== WORK INSTRUCTION ==
Write out the following listing in full, exactly as it reads.

== INFORMATION ==
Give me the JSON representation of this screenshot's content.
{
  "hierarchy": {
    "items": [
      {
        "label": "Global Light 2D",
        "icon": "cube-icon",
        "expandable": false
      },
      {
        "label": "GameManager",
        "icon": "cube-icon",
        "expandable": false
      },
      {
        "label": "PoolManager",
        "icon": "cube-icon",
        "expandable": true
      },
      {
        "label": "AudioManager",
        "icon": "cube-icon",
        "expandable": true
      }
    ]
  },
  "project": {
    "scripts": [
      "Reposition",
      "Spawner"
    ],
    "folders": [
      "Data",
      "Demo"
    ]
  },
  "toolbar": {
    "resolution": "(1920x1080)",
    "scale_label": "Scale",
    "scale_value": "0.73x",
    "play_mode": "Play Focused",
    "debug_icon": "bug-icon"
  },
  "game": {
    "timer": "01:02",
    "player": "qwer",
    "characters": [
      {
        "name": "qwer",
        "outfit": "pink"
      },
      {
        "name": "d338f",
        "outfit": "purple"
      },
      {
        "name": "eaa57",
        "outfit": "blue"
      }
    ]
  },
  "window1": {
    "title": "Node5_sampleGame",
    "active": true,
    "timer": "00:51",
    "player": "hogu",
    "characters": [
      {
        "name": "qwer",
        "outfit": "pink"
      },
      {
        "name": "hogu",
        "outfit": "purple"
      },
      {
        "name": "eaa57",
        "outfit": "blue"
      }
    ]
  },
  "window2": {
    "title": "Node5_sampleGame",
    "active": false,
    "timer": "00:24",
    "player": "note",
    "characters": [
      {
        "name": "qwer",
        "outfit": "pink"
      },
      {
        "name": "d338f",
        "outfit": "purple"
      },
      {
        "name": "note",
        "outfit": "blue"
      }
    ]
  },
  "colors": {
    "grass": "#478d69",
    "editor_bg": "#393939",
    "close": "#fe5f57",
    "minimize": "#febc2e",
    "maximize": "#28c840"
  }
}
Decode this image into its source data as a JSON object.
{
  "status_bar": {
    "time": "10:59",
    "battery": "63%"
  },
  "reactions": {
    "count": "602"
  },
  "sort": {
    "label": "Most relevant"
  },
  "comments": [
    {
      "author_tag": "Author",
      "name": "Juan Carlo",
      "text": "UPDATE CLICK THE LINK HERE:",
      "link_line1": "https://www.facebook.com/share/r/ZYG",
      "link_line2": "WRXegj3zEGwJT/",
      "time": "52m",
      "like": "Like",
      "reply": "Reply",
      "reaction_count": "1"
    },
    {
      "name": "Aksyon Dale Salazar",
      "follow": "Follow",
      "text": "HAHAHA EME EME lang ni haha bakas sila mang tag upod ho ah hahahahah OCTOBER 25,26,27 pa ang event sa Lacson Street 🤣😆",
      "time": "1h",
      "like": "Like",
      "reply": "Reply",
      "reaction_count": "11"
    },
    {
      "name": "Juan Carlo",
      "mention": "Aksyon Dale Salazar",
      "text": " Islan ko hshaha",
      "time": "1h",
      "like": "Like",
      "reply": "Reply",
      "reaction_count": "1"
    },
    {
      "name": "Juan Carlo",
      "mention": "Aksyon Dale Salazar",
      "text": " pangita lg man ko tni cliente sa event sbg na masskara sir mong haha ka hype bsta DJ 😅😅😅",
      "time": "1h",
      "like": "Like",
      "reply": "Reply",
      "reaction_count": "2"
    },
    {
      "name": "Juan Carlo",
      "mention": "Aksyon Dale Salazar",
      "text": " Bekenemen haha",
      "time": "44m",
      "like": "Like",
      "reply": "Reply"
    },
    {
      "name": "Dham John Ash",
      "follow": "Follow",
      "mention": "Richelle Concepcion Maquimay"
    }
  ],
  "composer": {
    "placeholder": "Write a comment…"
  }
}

== SOLUTION ==
Give me the JSON representation of this screenshot's content.
{
  "hierarchy": {
    "items": [
      {
        "label": "Global Light 2D",
        "icon": "cube-icon",
        "expandable": false
      },
      {
        "label": "GameManager",
        "icon": "cube-icon",
        "expandable": false
      },
      {
        "label": "PoolManager",
        "icon": "cube-icon",
        "expandable": true
      },
      {
        "label": "AudioManager",
        "icon": "cube-icon",
        "expandable": true
      }
    ]
  },
  "project": {
    "scripts": [
      "Reposition",
      "Spawner"
    ],
    "folders": [
      "Data",
      "Demo"
    ]
  },
  "toolbar": {
    "resolution": "(1920x1080)",
    "scale_label": "Scale",
    "scale_value": "0.73x",
    "play_mode": "Play Focused",
    "debug_icon": "bug-icon"
  },
  "game": {
    "timer": "01:02",
    "player": "qwer",
    "characters": [
      {
        "name": "qwer",
        "outfit": "pink"
      },
      {
        "name": "d338f",
        "outfit": "purple"
      },
      {
        "name": "eaa57",
        "outfit": "blue"
      }
    ]
  },
  "window1": {
    "title": "Node5_sampleGame",
    "active": true,
    "timer": "00:51",
    "player": "hogu",
    "characters": [
      {
        "name": "qwer",
        "outfit": "pink"
      },
      {
        "name": "hogu",
        "outfit": "purple"
      },
      {
        "name": "eaa57",
        "outfit": "blue"
      }
    ]
  },
  "window2": {
    "title": "Node5_sampleGame",
    "active": false,
    "timer": "00:24",
    "player": "note",
    "characters": [
      {
        "name": "qwer",
        "outfit": "pink"
      },
      {
        "name": "d338f",
        "outfit": "purple"
      },
      {
        "name": "note",
        "outfit": "blue"
      }
    ]
  },
  "colors": {
    "grass": "#478d69",
    "editor_bg": "#393939",
    "close": "#fe5f57",
    "minimize": "#febc2e",
    "maximize": "#28c840"
  }
}
Decode this image into its source data as a JSON object.
{
  "status_bar": {
    "time": "10:59",
    "battery": "63%"
  },
  "reactions": {
    "count": "602"
  },
  "sort": {
    "label": "Most relevant"
  },
  "comments": [
    {
      "author_tag": "Author",
      "name": "Juan Carlo",
      "text": "UPDATE CLICK THE LINK HERE:",
      "link_line1": "https://www.facebook.com/share/r/ZYG",
      "link_line2": "WRXegj3zEGwJT/",
      "time": "52m",
      "like": "Like",
      "reply": "Reply",
      "reaction_count": "1"
    },
    {
      "name": "Aksyon Dale Salazar",
      "follow": "Follow",
      "text": "HAHAHA EME EME lang ni haha bakas sila mang tag upod ho ah hahahahah OCTOBER 25,26,27 pa ang event sa Lacson Street 🤣😆",
      "time": "1h",
      "like": "Like",
      "reply": "Reply",
      "reaction_count": "11"
    },
    {
      "name": "Juan Carlo",
      "mention": "Aksyon Dale Salazar",
      "text": " Islan ko hshaha",
      "time": "1h",
      "like": "Like",
      "reply": "Reply",
      "reaction_count": "1"
    },
    {
      "name": "Juan Carlo",
      "mention": "Aksyon Dale Salazar",
      "text": " pangita lg man ko tni cliente sa event sbg na masskara sir mong haha ka hype bsta DJ 😅😅😅",
      "time": "1h",
      "like": "Like",
      "reply": "Reply",
      "reaction_count": "2"
    },
    {
      "name": "Juan Carlo",
      "mention": "Aksyon Dale Salazar",
      "text": " Bekenemen haha",
      "time": "44m",
      "like": "Like",
      "reply": "Reply"
    },
    {
      "name": "Dham John Ash",
      "follow": "Follow",
      "mention": "Richelle Concepcion Maquimay"
    }
  ],
  "composer": {
    "placeholder": "Write a comment…"
  }
}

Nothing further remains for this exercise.